Jian Shui Ceramics
For anyone unfamiliar with the Jian Shui process, it takes several people to produce a piece of pottery. Jian Shui is known for its dark purple clay on which most pots have designs created by carving out the surface and inlaying clays of different colour to produce caligraphy or a picture. The pieces are then burnished to produce a smooth polished surface before firing. Jian Shui clay is pourous but very hard, so some people believe it is not ideal for sheng Puer and more suited to shou cha.
To make Jian Shui pottery requires a team of at least four or five people: throwing, trimming, carving, filling and burnishing are often all done by different people. Of course, the design work, preparing and blending the clays, and firing are also specialist skills which typically are done by yet other people.
Bigger names, like Chen Shao Kang have a production line approach with large numbers of craftsmen and surprisingly large payrolls. No one person makes a piece from start to finish. Each stage requires specialist skills, though some people may well be adept at a number of them. My friend, whom I met about eight years ago, studied sculpture and is a Masters graduate in design from Yunnan Ethnic Minorities University, they work in Jian Shui as a designer.

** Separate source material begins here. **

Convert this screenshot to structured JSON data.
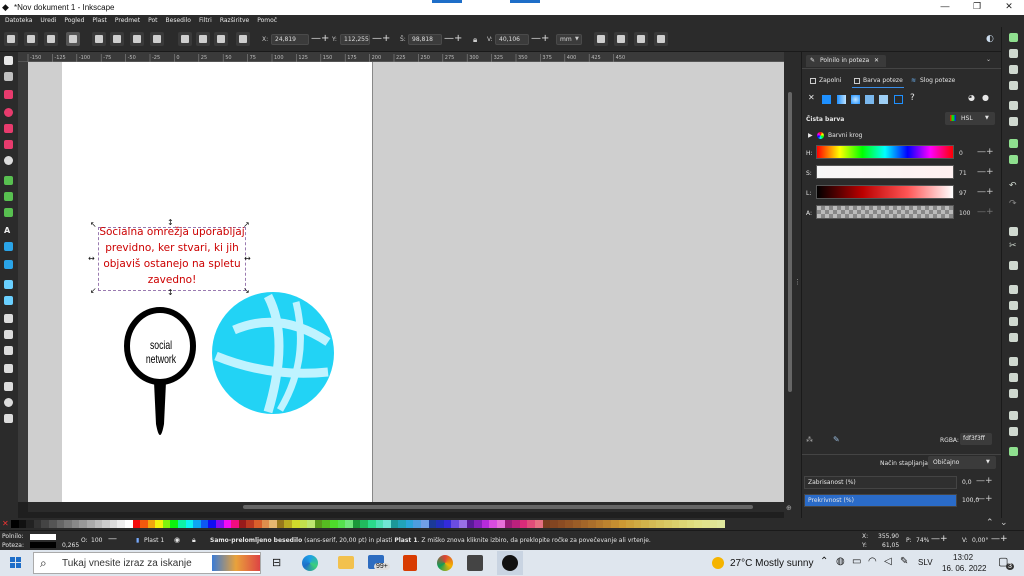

They can be contacted by email: firstname.lastname@example.org or by phone: +86 18213453824, where you will get someone who speaks quite good English.